Mark Twain and Charles Dudley Warner wrote the book The Gilded Age: A Tale of Today. This book depicted an "American Society that despite its appearance of promise and prosperity, is riddle with corruption and scandal." Today in American history this is how we explain this period of time (1870-1916). .
The beginning of railroads not only brought goods and resources across the country at alarming rates, it also brought people. The railroads helped cut travel time in half, giving thousands of people a chance to finally explore their country as well as have a wider choice of goods to purchase. People were now able to transport cash crops like wheat, corn, and tobacco1 across the country for a fraction of the cost they were used to paying. The railroads also provided thousands of jobs for men all over the country. It brought thousands of immigrants from all over, looking for jobs and knowing that America was quickly becoming the land of opportunity. .
Railroads quickly became a fool proof system to exploit and use to its fullest extent, which is exactly what Cornelius Vanderbilt did when he began to build his empire of railroad systems, connecting the most populated cities across the United States of America. Vanderbilt soon owned almost 90% 2 of all the railroads in the country and started transporting oil from John D. Rockefellers oil company. Rockefeller was a young and upcoming business man and knew from the beginning that he wanted to make millions.
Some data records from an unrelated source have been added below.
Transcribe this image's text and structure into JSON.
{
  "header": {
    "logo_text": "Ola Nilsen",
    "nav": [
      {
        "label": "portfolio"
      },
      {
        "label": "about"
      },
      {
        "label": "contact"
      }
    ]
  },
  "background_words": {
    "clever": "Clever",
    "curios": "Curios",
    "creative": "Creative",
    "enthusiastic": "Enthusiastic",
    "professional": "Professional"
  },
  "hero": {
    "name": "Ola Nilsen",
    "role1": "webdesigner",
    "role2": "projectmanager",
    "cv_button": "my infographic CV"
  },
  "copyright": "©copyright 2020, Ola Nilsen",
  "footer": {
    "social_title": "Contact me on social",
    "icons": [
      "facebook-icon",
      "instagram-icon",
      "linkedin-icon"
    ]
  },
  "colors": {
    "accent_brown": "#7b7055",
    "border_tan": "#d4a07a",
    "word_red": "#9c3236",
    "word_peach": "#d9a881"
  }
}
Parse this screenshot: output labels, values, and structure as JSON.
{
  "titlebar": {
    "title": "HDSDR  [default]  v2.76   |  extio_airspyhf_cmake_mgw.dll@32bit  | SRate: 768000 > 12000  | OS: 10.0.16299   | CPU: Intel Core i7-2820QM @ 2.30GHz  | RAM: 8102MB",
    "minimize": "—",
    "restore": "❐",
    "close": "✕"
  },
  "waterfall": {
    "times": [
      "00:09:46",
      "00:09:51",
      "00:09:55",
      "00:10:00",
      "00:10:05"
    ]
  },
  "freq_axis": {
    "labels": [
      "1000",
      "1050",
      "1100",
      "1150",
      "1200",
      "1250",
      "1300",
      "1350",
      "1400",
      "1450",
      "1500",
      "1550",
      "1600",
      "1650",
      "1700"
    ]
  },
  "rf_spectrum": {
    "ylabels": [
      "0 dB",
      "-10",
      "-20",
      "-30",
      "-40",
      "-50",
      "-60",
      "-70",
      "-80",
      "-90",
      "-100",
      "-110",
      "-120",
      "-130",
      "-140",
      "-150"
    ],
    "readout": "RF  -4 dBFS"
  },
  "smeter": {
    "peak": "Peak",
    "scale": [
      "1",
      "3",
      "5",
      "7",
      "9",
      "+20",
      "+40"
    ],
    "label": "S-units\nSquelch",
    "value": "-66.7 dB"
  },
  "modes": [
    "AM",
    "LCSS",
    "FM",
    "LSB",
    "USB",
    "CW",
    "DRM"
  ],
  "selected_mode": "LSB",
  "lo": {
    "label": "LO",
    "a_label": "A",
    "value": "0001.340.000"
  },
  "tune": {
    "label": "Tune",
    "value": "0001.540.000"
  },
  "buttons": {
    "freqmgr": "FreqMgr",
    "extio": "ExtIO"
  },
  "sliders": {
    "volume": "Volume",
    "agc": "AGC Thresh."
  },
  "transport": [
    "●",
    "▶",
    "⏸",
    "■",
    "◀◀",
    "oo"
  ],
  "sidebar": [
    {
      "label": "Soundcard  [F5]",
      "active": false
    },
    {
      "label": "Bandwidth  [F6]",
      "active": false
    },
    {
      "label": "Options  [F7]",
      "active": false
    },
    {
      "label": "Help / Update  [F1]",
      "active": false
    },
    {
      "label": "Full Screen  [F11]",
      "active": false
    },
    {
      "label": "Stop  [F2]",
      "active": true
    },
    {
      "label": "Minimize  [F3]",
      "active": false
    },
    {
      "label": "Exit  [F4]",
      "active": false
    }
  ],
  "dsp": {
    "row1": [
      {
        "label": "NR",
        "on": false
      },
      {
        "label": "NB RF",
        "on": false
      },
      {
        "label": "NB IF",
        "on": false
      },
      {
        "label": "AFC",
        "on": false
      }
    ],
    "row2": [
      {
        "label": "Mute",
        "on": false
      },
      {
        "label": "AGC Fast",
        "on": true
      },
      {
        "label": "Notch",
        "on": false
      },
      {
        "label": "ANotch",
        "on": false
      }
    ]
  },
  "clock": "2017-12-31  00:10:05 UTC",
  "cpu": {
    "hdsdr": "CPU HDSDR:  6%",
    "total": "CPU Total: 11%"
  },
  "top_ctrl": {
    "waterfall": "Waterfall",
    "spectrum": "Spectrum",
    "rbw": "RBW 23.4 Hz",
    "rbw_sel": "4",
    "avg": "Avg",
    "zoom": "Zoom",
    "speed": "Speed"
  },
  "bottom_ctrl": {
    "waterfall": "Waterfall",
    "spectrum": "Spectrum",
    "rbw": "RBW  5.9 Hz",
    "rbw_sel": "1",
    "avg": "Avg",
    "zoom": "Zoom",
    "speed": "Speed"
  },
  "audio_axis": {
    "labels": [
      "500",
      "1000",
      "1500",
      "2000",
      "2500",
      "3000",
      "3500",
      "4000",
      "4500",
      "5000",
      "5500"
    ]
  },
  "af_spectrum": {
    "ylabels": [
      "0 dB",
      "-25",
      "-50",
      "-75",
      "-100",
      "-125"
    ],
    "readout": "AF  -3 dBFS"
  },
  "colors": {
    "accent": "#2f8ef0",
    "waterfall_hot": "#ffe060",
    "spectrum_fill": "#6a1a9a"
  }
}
He began by making the deal with Vanderbilt but, later was hungry for more and knew he could get a better deal for his oil. Rockefeller started refining oil into kerosene, which helped light up families' homes with the help of lamps. This goes on to bring Rockefeller the fame and fortune he so desired all along.
John D. Rockefeller begins to take over 90% of the oil market,1 buying out all the oil refineries he can. This causes quite the stir up between Vanderbilt and other men Rockefeller had made deals with on shipping his oil.